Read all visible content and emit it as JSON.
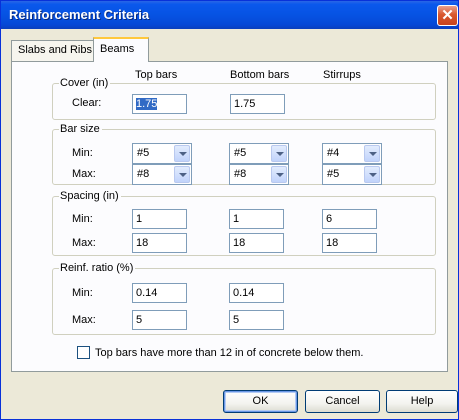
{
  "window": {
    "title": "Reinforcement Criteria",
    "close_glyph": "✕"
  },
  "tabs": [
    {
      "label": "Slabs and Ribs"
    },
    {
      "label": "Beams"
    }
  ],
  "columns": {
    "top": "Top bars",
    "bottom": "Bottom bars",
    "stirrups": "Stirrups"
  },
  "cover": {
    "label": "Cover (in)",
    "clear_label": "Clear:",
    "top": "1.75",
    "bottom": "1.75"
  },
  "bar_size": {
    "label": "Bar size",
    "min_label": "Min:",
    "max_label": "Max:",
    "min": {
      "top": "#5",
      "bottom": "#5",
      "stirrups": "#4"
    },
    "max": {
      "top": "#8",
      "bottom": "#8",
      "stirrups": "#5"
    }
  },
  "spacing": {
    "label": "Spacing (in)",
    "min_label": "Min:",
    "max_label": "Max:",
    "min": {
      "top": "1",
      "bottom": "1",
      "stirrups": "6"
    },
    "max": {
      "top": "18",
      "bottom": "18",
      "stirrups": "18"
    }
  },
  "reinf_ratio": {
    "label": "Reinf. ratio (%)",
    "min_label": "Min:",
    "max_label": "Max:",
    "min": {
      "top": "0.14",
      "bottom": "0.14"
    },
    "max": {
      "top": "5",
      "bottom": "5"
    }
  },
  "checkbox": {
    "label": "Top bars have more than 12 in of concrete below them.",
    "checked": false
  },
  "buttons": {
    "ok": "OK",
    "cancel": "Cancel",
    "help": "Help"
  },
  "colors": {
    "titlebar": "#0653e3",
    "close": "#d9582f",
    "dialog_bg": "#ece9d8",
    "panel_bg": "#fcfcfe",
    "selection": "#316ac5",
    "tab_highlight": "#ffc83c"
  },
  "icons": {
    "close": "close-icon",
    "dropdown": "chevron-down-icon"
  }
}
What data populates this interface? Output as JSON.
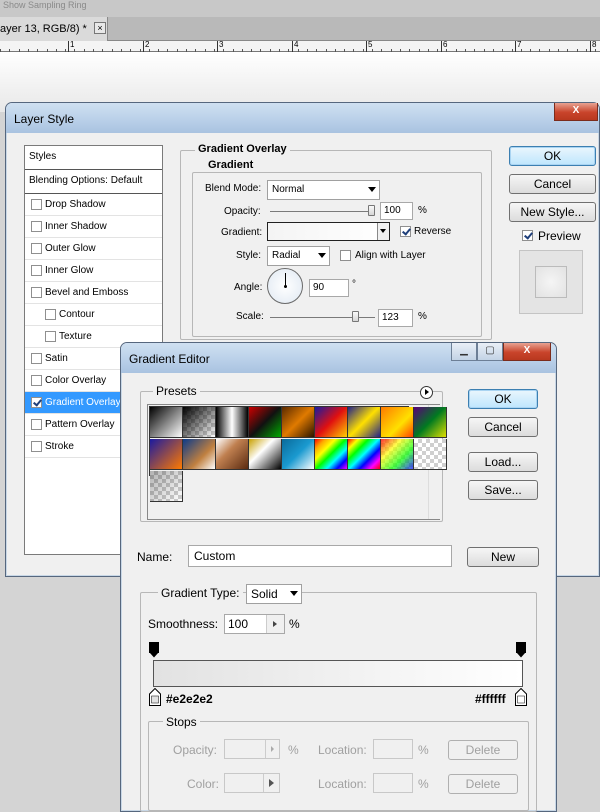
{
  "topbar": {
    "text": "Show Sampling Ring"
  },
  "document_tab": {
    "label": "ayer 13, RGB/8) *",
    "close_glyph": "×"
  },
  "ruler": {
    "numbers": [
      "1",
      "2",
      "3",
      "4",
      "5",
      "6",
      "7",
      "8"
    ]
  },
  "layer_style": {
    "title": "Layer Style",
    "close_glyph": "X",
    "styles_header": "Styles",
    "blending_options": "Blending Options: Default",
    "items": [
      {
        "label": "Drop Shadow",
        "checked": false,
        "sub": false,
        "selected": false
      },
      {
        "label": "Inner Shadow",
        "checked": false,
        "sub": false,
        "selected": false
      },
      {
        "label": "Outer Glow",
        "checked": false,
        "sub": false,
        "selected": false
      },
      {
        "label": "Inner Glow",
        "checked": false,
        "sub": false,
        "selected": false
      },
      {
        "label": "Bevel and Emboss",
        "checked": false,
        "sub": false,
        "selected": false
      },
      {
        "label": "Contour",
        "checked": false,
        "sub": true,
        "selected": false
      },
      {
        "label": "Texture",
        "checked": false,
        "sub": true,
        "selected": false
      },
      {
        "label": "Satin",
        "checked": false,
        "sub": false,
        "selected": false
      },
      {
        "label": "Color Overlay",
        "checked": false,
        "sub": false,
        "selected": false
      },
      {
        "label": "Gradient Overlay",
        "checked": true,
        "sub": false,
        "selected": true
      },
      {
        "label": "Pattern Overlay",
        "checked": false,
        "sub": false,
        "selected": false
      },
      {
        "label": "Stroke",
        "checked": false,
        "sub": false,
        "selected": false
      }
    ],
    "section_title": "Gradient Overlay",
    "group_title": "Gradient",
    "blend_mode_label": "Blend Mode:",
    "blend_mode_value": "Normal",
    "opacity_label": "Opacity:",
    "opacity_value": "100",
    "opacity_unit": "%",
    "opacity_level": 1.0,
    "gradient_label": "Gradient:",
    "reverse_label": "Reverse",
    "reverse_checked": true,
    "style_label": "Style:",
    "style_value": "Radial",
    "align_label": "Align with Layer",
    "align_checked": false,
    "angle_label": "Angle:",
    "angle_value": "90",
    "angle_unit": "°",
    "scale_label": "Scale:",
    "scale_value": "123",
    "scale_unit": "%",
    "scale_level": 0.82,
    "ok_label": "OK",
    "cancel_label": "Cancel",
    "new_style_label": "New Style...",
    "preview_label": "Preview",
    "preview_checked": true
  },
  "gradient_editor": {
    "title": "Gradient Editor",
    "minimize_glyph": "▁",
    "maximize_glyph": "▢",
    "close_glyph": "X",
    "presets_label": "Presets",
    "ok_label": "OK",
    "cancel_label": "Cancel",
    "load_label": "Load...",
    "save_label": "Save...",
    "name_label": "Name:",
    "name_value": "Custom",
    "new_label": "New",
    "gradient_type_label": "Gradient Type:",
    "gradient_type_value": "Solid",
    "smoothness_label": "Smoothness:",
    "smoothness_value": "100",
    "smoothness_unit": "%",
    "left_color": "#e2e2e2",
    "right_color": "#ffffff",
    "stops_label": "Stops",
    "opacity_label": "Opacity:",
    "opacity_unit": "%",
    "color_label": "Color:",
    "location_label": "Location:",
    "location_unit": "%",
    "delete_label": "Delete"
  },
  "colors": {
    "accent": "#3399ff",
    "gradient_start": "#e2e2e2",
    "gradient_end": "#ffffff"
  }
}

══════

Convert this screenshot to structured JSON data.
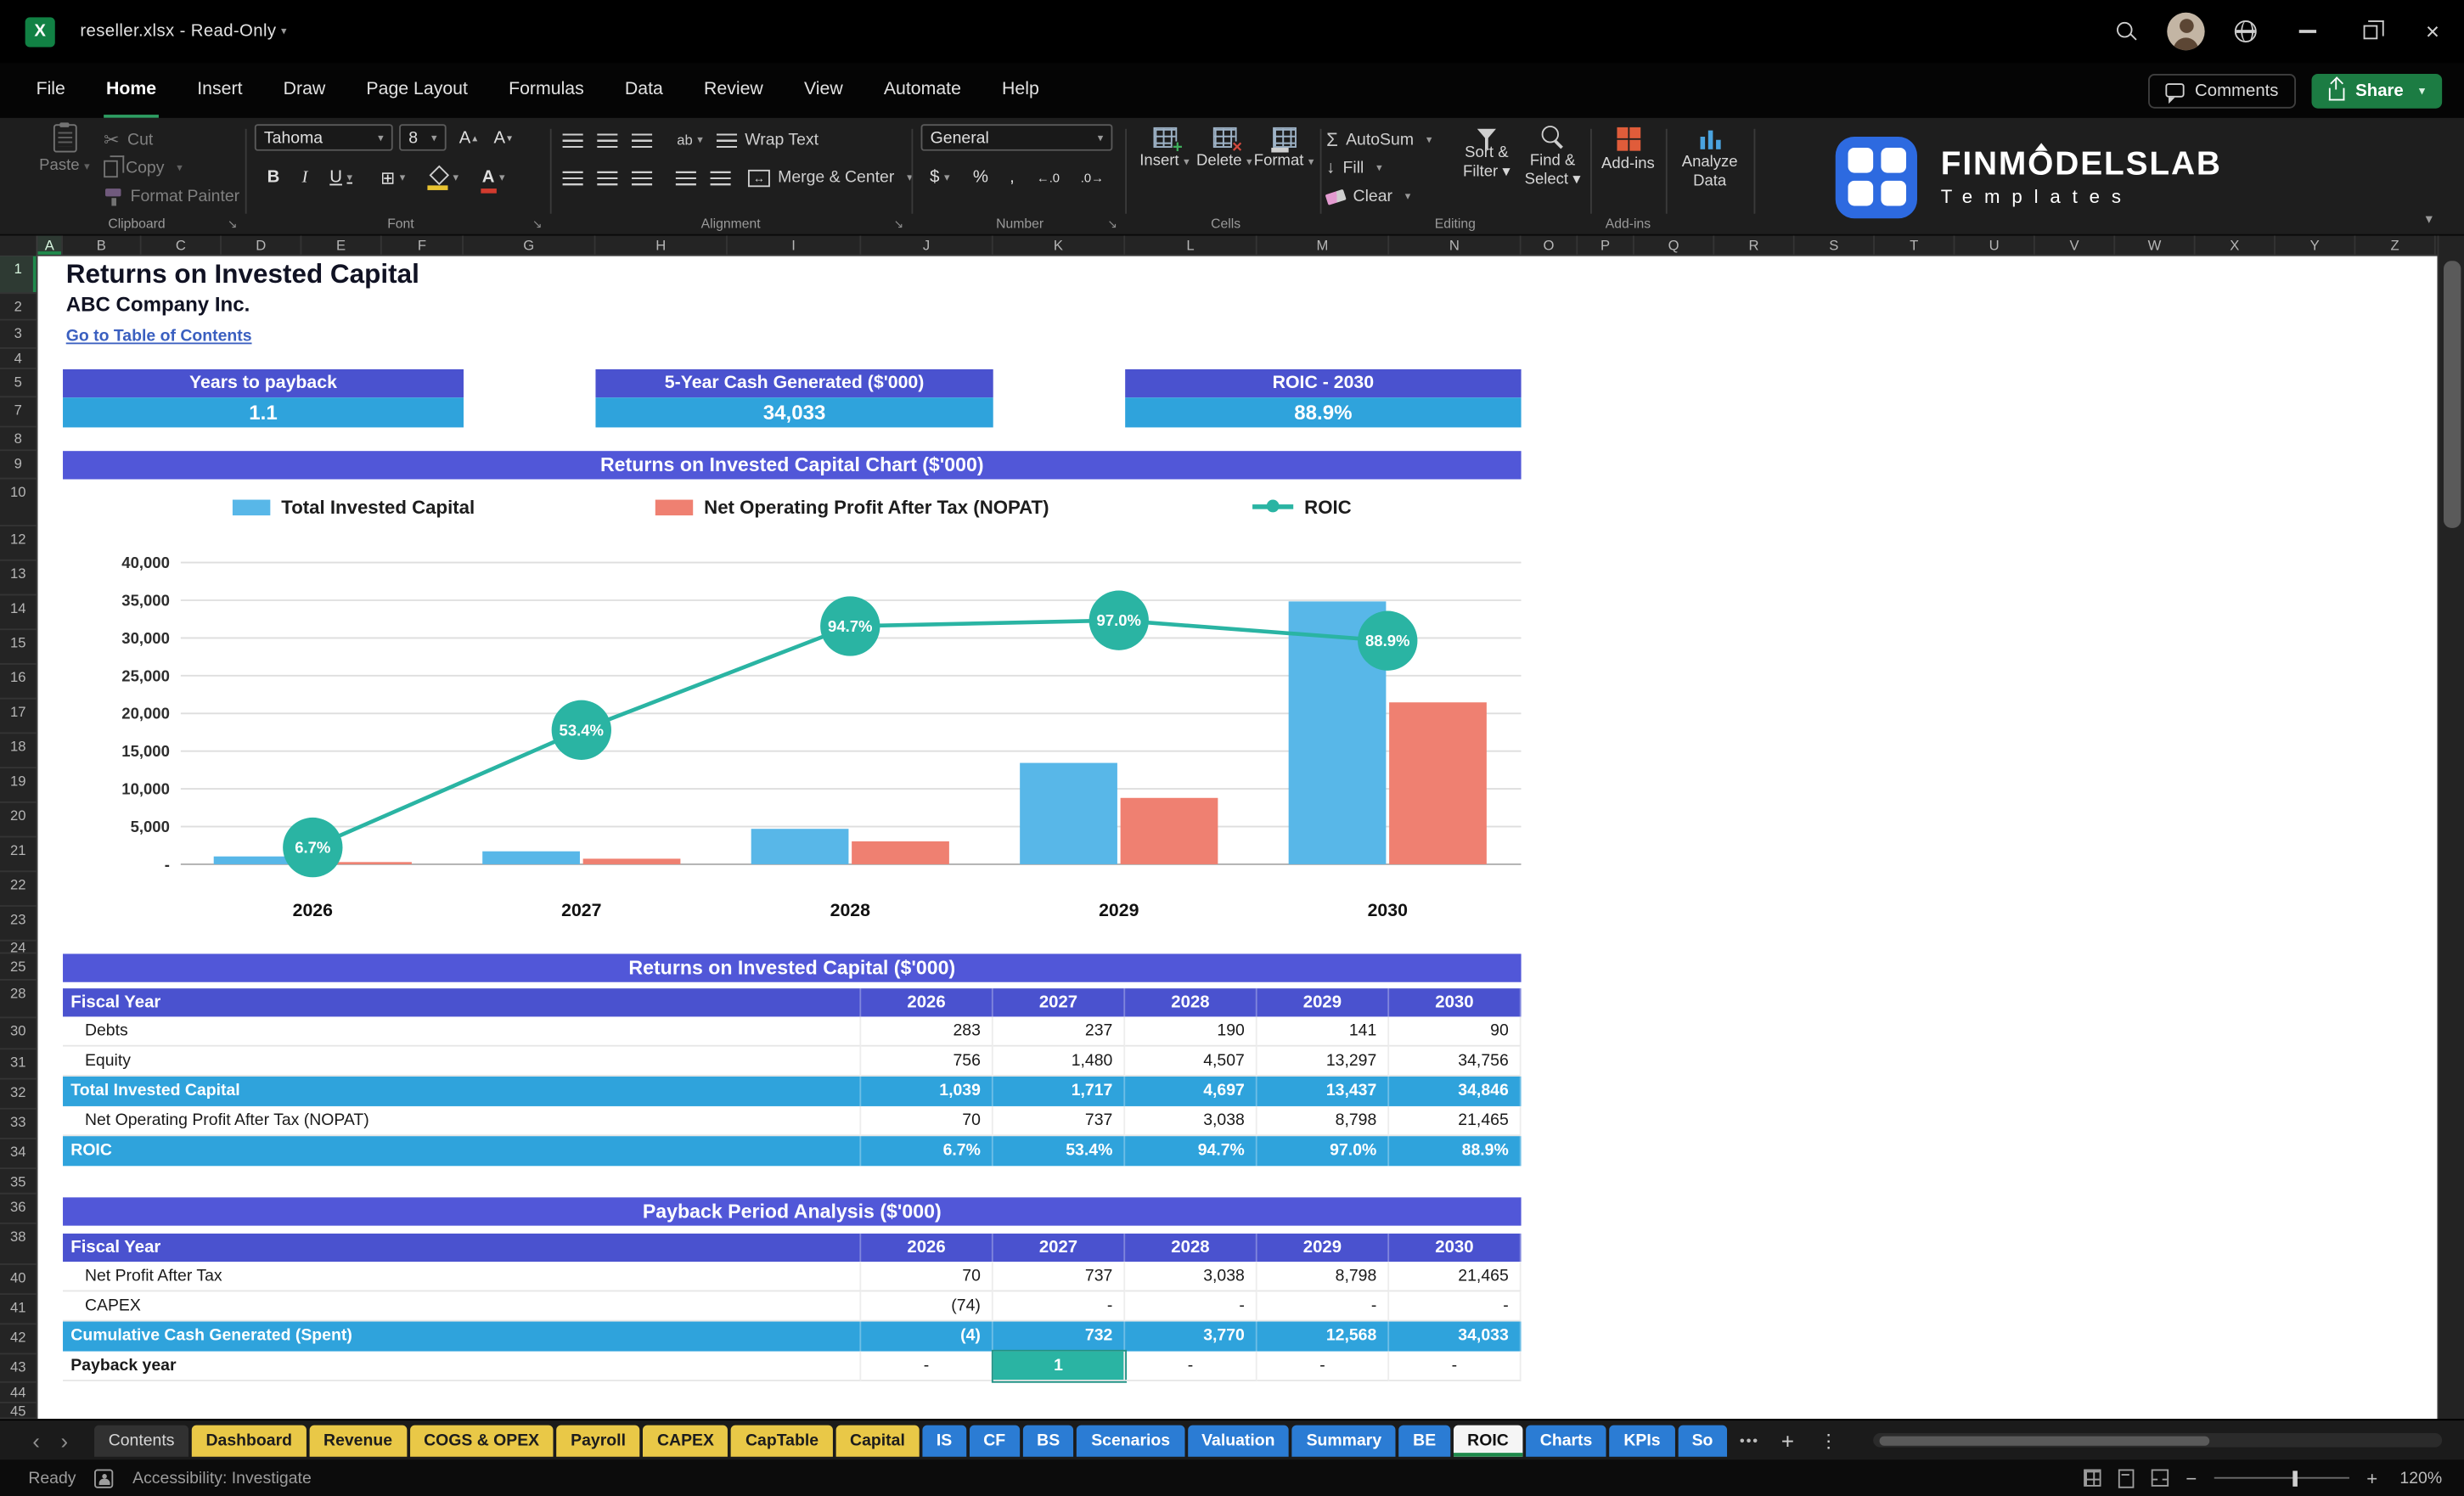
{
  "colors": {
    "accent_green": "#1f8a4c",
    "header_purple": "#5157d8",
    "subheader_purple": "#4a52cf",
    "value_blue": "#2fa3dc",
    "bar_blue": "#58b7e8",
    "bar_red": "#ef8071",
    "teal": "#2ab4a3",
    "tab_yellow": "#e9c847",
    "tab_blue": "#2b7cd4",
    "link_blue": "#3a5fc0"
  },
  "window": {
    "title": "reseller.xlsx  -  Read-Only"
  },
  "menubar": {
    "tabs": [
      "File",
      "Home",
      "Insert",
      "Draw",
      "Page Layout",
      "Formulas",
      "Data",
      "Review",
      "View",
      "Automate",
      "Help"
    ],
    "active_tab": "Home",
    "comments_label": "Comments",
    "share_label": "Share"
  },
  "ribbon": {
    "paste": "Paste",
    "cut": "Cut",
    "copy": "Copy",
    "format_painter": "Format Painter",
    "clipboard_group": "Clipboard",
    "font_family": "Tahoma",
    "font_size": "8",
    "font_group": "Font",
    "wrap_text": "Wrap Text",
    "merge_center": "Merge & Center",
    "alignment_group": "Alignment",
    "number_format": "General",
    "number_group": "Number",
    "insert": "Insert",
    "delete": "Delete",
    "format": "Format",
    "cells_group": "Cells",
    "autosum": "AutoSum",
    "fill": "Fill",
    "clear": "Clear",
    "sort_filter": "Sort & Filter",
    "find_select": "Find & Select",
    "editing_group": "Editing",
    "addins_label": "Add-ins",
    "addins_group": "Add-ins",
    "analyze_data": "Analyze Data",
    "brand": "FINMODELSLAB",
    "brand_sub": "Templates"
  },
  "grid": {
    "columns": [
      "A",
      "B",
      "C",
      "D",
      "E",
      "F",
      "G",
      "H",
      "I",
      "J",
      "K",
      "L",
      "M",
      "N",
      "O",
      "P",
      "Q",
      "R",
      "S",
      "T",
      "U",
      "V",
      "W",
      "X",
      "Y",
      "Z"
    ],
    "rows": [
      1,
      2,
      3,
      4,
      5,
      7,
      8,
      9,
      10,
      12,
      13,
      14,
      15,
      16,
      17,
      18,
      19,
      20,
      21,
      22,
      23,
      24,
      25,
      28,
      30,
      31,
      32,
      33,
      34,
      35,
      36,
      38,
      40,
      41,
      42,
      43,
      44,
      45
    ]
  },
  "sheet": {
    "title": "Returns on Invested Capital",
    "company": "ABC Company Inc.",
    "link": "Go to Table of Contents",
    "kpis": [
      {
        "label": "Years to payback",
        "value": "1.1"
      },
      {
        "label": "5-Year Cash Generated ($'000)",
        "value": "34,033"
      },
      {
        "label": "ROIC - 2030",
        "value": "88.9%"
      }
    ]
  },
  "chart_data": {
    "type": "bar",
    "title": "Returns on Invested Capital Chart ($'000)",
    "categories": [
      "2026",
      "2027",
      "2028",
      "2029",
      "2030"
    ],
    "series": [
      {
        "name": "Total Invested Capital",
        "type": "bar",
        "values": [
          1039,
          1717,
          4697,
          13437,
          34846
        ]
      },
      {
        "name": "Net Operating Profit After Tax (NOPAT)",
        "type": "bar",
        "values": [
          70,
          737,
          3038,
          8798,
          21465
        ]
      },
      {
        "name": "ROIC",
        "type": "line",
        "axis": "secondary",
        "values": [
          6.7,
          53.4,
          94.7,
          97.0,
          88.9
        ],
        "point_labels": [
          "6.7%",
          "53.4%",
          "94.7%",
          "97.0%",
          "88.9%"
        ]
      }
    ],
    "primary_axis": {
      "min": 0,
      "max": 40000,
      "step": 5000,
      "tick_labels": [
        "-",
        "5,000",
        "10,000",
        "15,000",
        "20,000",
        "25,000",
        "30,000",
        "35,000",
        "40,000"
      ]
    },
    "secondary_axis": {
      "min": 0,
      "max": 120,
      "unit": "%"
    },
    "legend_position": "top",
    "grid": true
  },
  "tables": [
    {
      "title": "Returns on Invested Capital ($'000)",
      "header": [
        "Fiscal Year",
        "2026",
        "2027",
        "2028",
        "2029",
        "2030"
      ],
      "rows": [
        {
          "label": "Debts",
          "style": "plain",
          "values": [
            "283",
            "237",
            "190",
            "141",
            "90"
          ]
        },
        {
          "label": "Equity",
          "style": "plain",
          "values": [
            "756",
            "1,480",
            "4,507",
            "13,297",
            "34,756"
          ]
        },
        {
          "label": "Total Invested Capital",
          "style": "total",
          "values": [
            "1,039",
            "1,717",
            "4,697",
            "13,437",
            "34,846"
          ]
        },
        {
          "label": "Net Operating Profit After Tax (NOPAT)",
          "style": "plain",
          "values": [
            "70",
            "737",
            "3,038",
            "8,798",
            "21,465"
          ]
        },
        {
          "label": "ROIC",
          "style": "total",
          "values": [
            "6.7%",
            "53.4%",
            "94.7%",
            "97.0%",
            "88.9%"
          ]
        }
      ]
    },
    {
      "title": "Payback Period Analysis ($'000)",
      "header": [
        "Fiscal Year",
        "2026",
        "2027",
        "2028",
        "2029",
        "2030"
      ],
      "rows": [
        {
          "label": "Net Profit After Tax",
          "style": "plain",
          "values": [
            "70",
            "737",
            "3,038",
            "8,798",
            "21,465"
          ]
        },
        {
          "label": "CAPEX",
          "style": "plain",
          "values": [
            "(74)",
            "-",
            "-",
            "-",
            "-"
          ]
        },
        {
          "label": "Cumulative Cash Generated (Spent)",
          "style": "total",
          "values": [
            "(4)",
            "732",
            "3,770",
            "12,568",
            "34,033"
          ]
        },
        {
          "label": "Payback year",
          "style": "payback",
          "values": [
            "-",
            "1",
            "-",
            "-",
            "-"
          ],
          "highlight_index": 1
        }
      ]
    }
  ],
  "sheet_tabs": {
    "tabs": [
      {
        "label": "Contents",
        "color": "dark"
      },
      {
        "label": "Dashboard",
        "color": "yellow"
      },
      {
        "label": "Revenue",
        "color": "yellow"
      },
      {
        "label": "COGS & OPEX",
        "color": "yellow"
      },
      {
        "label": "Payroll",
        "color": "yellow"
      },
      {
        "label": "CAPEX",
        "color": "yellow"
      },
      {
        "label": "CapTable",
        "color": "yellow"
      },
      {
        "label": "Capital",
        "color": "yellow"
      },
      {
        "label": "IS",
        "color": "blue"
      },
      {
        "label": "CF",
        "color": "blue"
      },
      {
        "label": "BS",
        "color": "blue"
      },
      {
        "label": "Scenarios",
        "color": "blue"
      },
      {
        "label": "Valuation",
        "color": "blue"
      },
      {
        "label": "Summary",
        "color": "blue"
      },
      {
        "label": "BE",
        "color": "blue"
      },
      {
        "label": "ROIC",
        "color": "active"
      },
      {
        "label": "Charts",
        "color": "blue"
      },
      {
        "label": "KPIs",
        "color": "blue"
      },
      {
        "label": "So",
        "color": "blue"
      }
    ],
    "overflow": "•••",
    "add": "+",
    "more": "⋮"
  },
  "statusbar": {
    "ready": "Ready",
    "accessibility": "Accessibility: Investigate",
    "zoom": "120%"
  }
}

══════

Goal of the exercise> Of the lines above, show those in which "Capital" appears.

Solved problem>
    "title": "Returns on Invested Capital",
    "title": "Returns on Invested Capital Chart ($'000)",
        "name": "Total Invested Capital",
      "title": "Returns on Invested Capital ($'000)",
          "label": "Total Invested Capital",
        "label": "Capital",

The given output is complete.